╭──

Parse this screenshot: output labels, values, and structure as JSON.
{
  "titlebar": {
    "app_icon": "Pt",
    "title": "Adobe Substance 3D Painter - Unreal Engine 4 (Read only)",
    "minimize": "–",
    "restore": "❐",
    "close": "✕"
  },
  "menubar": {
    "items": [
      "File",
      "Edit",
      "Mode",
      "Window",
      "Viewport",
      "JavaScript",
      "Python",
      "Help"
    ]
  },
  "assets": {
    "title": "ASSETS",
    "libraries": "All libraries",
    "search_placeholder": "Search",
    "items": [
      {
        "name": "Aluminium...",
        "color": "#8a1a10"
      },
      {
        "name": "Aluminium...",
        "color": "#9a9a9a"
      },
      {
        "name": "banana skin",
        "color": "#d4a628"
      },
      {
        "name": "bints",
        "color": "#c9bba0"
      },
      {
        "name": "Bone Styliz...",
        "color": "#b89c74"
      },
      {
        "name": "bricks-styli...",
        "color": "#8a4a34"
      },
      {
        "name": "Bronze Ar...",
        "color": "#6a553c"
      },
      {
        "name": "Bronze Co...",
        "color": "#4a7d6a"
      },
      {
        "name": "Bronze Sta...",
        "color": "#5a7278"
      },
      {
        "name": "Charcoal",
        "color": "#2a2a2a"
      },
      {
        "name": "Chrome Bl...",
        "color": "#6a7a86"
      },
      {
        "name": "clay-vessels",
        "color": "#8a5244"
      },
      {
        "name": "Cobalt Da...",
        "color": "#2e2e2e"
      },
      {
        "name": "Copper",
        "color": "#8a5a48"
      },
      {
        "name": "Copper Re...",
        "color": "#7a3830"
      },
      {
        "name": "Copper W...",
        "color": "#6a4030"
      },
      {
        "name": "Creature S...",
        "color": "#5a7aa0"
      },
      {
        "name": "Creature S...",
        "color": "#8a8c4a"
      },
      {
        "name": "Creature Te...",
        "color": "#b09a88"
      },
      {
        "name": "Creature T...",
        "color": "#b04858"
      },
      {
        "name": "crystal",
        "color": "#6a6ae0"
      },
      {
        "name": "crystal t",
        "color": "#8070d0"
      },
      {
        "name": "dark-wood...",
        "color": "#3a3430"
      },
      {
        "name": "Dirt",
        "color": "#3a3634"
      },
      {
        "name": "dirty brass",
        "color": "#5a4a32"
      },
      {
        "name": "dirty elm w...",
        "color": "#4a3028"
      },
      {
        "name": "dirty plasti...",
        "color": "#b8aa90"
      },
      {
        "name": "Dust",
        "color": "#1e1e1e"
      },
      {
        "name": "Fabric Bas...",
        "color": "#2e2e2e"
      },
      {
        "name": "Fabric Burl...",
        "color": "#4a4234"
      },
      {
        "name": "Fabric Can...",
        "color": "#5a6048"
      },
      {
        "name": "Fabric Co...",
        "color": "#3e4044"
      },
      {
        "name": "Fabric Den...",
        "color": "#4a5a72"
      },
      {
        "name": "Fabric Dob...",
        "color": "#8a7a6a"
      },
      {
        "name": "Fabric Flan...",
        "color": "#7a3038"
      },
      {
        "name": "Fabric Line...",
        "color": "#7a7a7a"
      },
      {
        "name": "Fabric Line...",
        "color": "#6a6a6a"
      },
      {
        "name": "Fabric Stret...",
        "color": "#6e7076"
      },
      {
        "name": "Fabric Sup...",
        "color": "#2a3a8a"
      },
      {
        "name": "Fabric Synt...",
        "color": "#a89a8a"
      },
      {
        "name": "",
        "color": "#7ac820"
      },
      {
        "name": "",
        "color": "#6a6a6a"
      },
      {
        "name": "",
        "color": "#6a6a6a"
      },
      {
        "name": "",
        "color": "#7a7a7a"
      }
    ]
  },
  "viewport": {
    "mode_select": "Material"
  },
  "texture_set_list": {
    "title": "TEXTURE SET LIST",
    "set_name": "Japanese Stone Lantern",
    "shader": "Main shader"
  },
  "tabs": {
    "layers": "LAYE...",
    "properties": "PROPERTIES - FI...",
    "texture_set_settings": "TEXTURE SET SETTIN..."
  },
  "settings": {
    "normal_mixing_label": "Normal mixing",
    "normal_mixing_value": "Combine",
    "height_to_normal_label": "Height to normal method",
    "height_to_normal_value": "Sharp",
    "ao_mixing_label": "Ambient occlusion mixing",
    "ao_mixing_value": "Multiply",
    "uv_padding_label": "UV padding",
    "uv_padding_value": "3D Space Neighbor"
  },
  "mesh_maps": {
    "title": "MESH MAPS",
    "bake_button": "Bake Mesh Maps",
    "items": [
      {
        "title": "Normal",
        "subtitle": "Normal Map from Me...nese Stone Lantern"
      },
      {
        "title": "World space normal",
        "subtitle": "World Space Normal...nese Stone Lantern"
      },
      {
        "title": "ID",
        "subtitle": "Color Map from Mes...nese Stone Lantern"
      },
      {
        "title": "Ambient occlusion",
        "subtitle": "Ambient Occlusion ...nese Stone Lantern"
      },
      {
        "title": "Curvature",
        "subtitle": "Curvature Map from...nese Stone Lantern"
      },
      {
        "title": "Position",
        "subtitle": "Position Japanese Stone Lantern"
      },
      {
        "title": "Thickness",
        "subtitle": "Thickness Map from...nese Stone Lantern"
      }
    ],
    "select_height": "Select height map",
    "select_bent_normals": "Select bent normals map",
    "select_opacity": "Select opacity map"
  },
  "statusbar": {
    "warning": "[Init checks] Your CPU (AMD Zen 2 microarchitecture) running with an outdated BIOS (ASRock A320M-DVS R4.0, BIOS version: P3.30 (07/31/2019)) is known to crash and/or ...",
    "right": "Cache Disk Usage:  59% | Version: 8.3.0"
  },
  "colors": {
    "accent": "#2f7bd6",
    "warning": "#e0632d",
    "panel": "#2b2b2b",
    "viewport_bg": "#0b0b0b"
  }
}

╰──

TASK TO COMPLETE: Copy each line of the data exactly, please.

SOLUTION FOR THIS TASK:
Parse this screenshot: output labels, values, and structure as JSON.
{
  "titlebar": {
    "app_icon": "Pt",
    "title": "Adobe Substance 3D Painter - Unreal Engine 4 (Read only)",
    "minimize": "–",
    "restore": "❐",
    "close": "✕"
  },
  "menubar": {
    "items": [
      "File",
      "Edit",
      "Mode",
      "Window",
      "Viewport",
      "JavaScript",
      "Python",
      "Help"
    ]
  },
  "assets": {
    "title": "ASSETS",
    "libraries": "All libraries",
    "search_placeholder": "Search",
    "items": [
      {
        "name": "Aluminium...",
        "color": "#8a1a10"
      },
      {
        "name": "Aluminium...",
        "color": "#9a9a9a"
      },
      {
        "name": "banana skin",
        "color": "#d4a628"
      },
      {
        "name": "bints",
        "color": "#c9bba0"
      },
      {
        "name": "Bone Styliz...",
        "color": "#b89c74"
      },
      {
        "name": "bricks-styli...",
        "color": "#8a4a34"
      },
      {
        "name": "Bronze Ar...",
        "color": "#6a553c"
      },
      {
        "name": "Bronze Co...",
        "color": "#4a7d6a"
      },
      {
        "name": "Bronze Sta...",
        "color": "#5a7278"
      },
      {
        "name": "Charcoal",
        "color": "#2a2a2a"
      },
      {
        "name": "Chrome Bl...",
        "color": "#6a7a86"
      },
      {
        "name": "clay-vessels",
        "color": "#8a5244"
      },
      {
        "name": "Cobalt Da...",
        "color": "#2e2e2e"
      },
      {
        "name": "Copper",
        "color": "#8a5a48"
      },
      {
        "name": "Copper Re...",
        "color": "#7a3830"
      },
      {
        "name": "Copper W...",
        "color": "#6a4030"
      },
      {
        "name": "Creature S...",
        "color": "#5a7aa0"
      },
      {
        "name": "Creature S...",
        "color": "#8a8c4a"
      },
      {
        "name": "Creature Te...",
        "color": "#b09a88"
      },
      {
        "name": "Creature T...",
        "color": "#b04858"
      },
      {
        "name": "crystal",
        "color": "#6a6ae0"
      },
      {
        "name": "crystal t",
        "color": "#8070d0"
      },
      {
        "name": "dark-wood...",
        "color": "#3a3430"
      },
      {
        "name": "Dirt",
        "color": "#3a3634"
      },
      {
        "name": "dirty brass",
        "color": "#5a4a32"
      },
      {
        "name": "dirty elm w...",
        "color": "#4a3028"
      },
      {
        "name": "dirty plasti...",
        "color": "#b8aa90"
      },
      {
        "name": "Dust",
        "color": "#1e1e1e"
      },
      {
        "name": "Fabric Bas...",
        "color": "#2e2e2e"
      },
      {
        "name": "Fabric Burl...",
        "color": "#4a4234"
      },
      {
        "name": "Fabric Can...",
        "color": "#5a6048"
      },
      {
        "name": "Fabric Co...",
        "color": "#3e4044"
      },
      {
        "name": "Fabric Den...",
        "color": "#4a5a72"
      },
      {
        "name": "Fabric Dob...",
        "color": "#8a7a6a"
      },
      {
        "name": "Fabric Flan...",
        "color": "#7a3038"
      },
      {
        "name": "Fabric Line...",
        "color": "#7a7a7a"
      },
      {
        "name": "Fabric Line...",
        "color": "#6a6a6a"
      },
      {
        "name": "Fabric Stret...",
        "color": "#6e7076"
      },
      {
        "name": "Fabric Sup...",
        "color": "#2a3a8a"
      },
      {
        "name": "Fabric Synt...",
        "color": "#a89a8a"
      },
      {
        "name": "",
        "color": "#7ac820"
      },
      {
        "name": "",
        "color": "#6a6a6a"
      },
      {
        "name": "",
        "color": "#6a6a6a"
      },
      {
        "name": "",
        "color": "#7a7a7a"
      }
    ]
  },
  "viewport": {
    "mode_select": "Material"
  },
  "texture_set_list": {
    "title": "TEXTURE SET LIST",
    "set_name": "Japanese Stone Lantern",
    "shader": "Main shader"
  },
  "tabs": {
    "layers": "LAYE...",
    "properties": "PROPERTIES - FI...",
    "texture_set_settings": "TEXTURE SET SETTIN..."
  },
  "settings": {
    "normal_mixing_label": "Normal mixing",
    "normal_mixing_value": "Combine",
    "height_to_normal_label": "Height to normal method",
    "height_to_normal_value": "Sharp",
    "ao_mixing_label": "Ambient occlusion mixing",
    "ao_mixing_value": "Multiply",
    "uv_padding_label": "UV padding",
    "uv_padding_value": "3D Space Neighbor"
  },
  "mesh_maps": {
    "title": "MESH MAPS",
    "bake_button": "Bake Mesh Maps",
    "items": [
      {
        "title": "Normal",
        "subtitle": "Normal Map from Me...nese Stone Lantern"
      },
      {
        "title": "World space normal",
        "subtitle": "World Space Normal...nese Stone Lantern"
      },
      {
        "title": "ID",
        "subtitle": "Color Map from Mes...nese Stone Lantern"
      },
      {
        "title": "Ambient occlusion",
        "subtitle": "Ambient Occlusion ...nese Stone Lantern"
      },
      {
        "title": "Curvature",
        "subtitle": "Curvature Map from...nese Stone Lantern"
      },
      {
        "title": "Position",
        "subtitle": "Position Japanese Stone Lantern"
      },
      {
        "title": "Thickness",
        "subtitle": "Thickness Map from...nese Stone Lantern"
      }
    ],
    "select_height": "Select height map",
    "select_bent_normals": "Select bent normals map",
    "select_opacity": "Select opacity map"
  },
  "statusbar": {
    "warning": "[Init checks] Your CPU (AMD Zen 2 microarchitecture) running with an outdated BIOS (ASRock A320M-DVS R4.0, BIOS version: P3.30 (07/31/2019)) is known to crash and/or ...",
    "right": "Cache Disk Usage:  59% | Version: 8.3.0"
  },
  "colors": {
    "accent": "#2f7bd6",
    "warning": "#e0632d",
    "panel": "#2b2b2b",
    "viewport_bg": "#0b0b0b"
  }
}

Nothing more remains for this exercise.